[Prompt]
Look through the entries below and show every line containing the word "being".
BEGIN
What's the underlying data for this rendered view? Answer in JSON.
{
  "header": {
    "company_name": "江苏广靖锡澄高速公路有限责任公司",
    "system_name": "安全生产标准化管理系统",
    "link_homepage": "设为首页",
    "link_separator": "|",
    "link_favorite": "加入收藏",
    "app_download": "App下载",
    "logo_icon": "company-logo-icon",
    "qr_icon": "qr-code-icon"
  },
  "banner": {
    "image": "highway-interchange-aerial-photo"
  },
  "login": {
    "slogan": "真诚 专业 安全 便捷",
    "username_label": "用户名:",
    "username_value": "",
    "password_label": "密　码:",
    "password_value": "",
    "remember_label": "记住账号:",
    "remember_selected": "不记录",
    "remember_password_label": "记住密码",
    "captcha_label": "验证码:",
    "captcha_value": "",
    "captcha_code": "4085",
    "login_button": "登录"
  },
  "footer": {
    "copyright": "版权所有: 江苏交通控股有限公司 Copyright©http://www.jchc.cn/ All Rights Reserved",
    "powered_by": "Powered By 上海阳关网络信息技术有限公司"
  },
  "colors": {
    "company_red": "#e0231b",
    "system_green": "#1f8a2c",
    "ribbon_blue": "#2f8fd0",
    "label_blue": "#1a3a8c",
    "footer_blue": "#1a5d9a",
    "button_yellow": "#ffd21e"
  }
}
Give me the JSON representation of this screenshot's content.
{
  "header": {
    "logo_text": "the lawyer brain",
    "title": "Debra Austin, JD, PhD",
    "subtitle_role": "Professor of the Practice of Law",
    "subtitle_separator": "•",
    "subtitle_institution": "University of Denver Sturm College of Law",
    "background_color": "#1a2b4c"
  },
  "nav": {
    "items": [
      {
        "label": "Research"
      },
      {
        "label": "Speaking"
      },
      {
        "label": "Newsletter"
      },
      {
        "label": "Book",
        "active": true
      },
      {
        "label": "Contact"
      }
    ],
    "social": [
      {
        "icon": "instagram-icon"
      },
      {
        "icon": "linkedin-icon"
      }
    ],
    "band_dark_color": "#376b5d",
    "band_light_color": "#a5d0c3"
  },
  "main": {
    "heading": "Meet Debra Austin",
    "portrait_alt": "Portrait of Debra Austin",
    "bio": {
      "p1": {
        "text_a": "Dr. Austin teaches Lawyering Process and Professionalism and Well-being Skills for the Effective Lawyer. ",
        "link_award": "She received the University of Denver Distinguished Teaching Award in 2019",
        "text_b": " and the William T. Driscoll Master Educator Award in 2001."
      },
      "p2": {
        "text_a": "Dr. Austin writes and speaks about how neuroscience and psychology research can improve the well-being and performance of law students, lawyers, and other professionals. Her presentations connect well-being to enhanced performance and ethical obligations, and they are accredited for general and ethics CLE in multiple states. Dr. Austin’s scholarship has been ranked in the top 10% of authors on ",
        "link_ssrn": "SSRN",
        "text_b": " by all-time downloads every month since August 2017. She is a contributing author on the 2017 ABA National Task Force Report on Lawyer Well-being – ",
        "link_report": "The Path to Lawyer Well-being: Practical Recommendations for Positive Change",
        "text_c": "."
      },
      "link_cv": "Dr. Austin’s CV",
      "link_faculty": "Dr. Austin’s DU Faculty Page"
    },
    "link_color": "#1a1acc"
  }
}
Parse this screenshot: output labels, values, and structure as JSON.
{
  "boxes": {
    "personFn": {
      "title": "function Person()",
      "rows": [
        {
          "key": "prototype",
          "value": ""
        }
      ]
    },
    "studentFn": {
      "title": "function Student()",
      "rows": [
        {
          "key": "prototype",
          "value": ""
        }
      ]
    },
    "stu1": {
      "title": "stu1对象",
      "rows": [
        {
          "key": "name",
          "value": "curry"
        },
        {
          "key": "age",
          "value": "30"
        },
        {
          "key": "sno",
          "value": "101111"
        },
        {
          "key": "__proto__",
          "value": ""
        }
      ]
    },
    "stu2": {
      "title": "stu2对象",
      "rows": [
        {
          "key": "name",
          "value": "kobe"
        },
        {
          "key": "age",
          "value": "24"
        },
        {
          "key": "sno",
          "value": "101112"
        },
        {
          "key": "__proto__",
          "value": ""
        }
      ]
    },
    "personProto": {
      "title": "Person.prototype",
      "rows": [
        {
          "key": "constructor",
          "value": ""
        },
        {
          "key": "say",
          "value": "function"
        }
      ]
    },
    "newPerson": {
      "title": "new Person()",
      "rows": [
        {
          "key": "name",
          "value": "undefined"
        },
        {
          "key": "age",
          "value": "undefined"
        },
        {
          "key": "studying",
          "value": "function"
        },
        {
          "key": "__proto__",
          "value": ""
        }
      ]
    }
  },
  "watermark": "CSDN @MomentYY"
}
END
[Task response]
        "text_a": "Dr. Austin teaches Lawyering Process and Professionalism and Well-being Skills for the Effective Lawyer. ",
        "text_a": "Dr. Austin writes and speaks about how neuroscience and psychology research can improve the well-being and performance of law students, lawyers, and other professionals. Her presentations connect well-being to enhanced performance and ethical obligations, and they are accredited for general and ethics CLE in multiple states. Dr. Austin’s scholarship has been ranked in the top 10% of authors on ",
        "text_b": " by all-time downloads every month since August 2017. She is a contributing author on the 2017 ABA National Task Force Report on Lawyer Well-being – ",
        "link_report": "The Path to Lawyer Well-being: Practical Recommendations for Positive Change",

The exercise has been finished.